Do any lines in the data below contain "after"? If so, copy every one of them.

Dataset rows describing interfaces:
________
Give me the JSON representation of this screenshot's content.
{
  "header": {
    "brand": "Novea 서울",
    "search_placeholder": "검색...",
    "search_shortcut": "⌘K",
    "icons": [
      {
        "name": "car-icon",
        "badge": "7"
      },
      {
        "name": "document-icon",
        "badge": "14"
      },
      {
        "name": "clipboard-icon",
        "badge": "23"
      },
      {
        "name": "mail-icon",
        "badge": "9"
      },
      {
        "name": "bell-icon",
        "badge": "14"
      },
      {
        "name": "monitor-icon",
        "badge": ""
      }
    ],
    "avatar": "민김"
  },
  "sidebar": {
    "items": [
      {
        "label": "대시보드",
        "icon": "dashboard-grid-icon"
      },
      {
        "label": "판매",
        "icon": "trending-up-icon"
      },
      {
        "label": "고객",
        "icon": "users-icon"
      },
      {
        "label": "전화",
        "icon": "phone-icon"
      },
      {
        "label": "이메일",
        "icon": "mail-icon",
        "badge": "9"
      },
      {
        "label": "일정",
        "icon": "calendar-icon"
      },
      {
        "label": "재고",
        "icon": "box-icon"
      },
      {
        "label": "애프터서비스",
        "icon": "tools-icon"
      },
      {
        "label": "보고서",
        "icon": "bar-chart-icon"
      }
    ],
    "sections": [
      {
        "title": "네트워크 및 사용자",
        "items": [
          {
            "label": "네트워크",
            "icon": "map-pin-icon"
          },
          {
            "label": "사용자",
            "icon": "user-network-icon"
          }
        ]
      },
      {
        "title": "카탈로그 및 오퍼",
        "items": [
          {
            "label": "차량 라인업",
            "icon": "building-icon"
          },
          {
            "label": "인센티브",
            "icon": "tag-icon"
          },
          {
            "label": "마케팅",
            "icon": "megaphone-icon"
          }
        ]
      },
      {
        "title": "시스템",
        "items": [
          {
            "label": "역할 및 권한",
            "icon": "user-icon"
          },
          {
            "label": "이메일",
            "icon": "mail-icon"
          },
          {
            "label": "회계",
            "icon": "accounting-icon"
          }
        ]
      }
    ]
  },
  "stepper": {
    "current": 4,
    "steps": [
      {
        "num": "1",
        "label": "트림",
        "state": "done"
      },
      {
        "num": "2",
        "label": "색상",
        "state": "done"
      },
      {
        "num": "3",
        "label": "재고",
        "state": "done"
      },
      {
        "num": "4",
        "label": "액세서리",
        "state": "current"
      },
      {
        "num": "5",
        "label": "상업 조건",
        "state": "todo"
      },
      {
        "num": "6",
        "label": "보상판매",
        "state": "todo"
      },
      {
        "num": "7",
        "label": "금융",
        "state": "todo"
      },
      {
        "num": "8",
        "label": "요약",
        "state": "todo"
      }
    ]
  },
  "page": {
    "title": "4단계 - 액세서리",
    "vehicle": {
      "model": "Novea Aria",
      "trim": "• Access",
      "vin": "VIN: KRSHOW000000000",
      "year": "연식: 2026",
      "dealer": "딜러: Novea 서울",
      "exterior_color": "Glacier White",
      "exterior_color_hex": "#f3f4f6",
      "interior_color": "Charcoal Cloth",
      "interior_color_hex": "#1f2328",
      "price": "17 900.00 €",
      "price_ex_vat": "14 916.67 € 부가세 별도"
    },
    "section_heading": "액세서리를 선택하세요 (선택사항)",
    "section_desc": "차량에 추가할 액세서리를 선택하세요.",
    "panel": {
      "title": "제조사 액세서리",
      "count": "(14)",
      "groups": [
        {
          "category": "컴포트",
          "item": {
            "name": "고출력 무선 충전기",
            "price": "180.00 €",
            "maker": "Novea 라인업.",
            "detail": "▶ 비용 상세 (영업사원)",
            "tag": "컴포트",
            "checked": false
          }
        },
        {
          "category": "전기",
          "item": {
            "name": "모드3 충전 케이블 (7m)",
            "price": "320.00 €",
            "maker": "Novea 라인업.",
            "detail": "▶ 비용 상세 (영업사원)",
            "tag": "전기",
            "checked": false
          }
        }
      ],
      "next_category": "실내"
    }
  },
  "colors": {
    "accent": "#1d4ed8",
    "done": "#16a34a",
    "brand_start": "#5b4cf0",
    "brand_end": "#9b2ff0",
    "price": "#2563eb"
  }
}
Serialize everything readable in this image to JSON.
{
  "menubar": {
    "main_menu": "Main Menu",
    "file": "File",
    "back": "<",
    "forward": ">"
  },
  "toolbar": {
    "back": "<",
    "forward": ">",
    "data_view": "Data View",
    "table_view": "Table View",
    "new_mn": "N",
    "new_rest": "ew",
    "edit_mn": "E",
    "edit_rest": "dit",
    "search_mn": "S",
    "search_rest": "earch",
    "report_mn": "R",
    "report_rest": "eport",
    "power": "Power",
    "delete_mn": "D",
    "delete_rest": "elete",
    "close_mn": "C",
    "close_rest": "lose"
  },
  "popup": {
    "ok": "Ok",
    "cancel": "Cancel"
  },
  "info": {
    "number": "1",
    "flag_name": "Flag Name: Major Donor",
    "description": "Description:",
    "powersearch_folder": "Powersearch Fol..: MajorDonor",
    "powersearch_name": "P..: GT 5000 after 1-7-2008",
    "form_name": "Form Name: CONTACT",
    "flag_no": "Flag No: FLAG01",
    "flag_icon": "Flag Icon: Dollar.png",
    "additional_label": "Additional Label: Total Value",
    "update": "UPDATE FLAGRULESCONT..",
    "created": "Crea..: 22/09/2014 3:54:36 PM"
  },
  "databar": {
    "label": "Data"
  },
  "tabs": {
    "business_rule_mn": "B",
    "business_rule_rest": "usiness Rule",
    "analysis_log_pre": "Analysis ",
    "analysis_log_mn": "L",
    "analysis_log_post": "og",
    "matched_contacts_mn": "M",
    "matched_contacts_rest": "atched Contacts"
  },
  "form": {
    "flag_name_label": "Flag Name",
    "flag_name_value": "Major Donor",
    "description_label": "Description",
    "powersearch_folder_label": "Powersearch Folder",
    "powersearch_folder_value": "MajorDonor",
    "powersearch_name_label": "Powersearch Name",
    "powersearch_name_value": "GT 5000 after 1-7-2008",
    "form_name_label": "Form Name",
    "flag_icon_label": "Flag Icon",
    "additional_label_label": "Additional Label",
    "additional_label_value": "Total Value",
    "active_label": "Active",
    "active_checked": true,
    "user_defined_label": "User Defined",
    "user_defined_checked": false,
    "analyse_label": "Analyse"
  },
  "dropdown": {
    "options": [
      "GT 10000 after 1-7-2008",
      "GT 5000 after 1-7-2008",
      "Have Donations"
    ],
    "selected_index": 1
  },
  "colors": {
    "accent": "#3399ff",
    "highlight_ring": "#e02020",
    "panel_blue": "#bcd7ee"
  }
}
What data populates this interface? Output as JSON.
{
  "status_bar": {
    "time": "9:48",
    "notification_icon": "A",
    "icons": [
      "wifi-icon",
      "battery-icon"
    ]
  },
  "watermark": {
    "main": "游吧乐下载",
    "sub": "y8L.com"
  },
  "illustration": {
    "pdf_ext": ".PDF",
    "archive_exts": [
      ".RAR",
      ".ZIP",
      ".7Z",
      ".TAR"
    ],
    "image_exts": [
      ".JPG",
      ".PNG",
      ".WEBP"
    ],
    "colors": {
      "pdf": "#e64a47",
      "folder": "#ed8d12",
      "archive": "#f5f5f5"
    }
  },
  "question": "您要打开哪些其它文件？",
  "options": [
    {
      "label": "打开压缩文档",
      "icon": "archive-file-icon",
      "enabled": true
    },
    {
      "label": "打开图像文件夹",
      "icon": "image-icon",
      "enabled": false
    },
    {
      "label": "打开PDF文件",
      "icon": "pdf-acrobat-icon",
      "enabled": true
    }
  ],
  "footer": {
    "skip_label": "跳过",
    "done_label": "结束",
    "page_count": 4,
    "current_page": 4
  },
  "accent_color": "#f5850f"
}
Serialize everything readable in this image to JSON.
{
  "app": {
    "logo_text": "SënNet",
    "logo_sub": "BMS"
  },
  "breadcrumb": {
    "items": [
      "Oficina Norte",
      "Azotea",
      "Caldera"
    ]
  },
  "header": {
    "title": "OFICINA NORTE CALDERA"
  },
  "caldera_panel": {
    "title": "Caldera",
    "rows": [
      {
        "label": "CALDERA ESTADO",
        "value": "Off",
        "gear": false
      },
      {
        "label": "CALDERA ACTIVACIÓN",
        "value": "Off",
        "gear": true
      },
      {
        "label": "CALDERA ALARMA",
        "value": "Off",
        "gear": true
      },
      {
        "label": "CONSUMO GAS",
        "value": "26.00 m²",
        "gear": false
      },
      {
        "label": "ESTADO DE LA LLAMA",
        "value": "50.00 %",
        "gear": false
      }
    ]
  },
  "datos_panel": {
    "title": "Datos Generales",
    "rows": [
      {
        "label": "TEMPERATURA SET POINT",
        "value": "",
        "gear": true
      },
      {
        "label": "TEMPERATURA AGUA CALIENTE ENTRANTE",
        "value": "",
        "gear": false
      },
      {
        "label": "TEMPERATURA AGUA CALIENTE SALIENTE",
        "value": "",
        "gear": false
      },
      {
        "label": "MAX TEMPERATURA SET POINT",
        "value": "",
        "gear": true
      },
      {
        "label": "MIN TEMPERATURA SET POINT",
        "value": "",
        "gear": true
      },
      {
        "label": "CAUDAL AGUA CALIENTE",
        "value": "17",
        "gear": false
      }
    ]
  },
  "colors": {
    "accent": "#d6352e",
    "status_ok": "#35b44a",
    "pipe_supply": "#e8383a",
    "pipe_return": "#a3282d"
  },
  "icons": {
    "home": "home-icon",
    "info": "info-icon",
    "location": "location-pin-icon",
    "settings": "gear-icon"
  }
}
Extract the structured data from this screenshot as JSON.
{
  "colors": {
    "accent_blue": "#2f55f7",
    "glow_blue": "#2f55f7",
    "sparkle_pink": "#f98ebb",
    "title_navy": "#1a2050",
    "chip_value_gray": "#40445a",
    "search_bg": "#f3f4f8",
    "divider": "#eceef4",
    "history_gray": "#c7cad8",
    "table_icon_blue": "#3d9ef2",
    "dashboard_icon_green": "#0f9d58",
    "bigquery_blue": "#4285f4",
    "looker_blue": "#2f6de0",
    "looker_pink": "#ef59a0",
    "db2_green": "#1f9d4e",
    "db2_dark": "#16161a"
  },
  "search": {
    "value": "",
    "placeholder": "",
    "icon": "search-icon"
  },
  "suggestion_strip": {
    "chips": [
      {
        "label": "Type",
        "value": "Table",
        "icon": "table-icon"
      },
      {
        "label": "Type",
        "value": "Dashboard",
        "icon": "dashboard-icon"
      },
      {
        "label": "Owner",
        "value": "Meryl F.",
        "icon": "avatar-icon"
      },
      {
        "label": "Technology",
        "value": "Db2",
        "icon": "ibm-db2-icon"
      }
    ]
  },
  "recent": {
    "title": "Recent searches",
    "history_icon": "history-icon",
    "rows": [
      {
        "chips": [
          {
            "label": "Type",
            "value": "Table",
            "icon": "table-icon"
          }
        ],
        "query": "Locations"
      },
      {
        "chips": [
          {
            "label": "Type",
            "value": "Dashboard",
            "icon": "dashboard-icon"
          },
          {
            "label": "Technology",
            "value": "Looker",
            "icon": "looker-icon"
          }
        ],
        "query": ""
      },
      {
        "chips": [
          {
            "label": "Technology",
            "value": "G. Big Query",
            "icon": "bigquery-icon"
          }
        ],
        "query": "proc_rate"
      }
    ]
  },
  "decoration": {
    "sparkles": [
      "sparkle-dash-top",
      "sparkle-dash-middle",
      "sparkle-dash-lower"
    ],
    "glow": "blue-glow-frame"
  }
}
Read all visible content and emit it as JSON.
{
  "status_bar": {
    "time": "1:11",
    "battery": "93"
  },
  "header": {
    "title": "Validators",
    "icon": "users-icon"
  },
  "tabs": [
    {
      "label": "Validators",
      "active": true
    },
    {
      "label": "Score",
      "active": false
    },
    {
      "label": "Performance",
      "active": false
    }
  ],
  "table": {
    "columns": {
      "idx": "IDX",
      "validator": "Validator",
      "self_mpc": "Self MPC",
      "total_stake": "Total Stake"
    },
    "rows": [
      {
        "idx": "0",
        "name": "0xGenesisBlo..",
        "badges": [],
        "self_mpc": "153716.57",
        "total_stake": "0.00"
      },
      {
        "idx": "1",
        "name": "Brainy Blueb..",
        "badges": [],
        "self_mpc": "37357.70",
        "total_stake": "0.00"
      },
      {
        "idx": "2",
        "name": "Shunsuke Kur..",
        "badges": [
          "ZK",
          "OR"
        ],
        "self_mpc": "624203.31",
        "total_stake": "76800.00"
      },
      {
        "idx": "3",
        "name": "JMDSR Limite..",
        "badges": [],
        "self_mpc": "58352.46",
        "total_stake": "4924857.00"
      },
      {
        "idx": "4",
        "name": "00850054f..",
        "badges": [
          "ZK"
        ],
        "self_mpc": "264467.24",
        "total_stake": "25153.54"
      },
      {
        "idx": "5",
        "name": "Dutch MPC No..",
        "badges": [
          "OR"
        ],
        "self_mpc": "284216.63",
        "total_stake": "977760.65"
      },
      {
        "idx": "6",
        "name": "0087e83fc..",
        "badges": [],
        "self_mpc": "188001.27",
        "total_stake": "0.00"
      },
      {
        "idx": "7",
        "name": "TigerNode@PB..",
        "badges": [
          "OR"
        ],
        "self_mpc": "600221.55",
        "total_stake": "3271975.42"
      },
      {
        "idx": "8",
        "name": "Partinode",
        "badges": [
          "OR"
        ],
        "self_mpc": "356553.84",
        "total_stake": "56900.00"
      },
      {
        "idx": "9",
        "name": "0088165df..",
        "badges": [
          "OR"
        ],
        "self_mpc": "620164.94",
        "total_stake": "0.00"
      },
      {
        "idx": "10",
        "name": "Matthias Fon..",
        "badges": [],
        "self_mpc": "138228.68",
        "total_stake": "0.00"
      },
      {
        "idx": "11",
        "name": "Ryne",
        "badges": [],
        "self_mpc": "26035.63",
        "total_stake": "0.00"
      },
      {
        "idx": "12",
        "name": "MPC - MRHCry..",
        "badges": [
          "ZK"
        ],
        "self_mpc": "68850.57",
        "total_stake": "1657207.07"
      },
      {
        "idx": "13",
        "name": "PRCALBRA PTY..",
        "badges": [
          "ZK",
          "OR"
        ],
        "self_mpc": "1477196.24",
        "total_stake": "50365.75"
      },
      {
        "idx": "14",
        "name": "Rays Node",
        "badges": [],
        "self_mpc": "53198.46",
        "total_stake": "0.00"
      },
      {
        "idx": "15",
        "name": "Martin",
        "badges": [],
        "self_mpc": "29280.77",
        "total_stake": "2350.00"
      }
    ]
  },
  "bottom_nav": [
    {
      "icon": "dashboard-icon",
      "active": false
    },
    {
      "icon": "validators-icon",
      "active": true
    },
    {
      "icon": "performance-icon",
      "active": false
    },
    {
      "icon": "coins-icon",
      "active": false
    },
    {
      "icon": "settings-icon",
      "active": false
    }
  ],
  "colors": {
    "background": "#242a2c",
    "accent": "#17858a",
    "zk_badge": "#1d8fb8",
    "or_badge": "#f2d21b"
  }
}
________
→ **RESPONSE AREA**
    "powersearch_name": "P..: GT 5000 after 1-7-2008",
    "powersearch_name_value": "GT 5000 after 1-7-2008",
      "GT 10000 after 1-7-2008",
      "GT 5000 after 1-7-2008",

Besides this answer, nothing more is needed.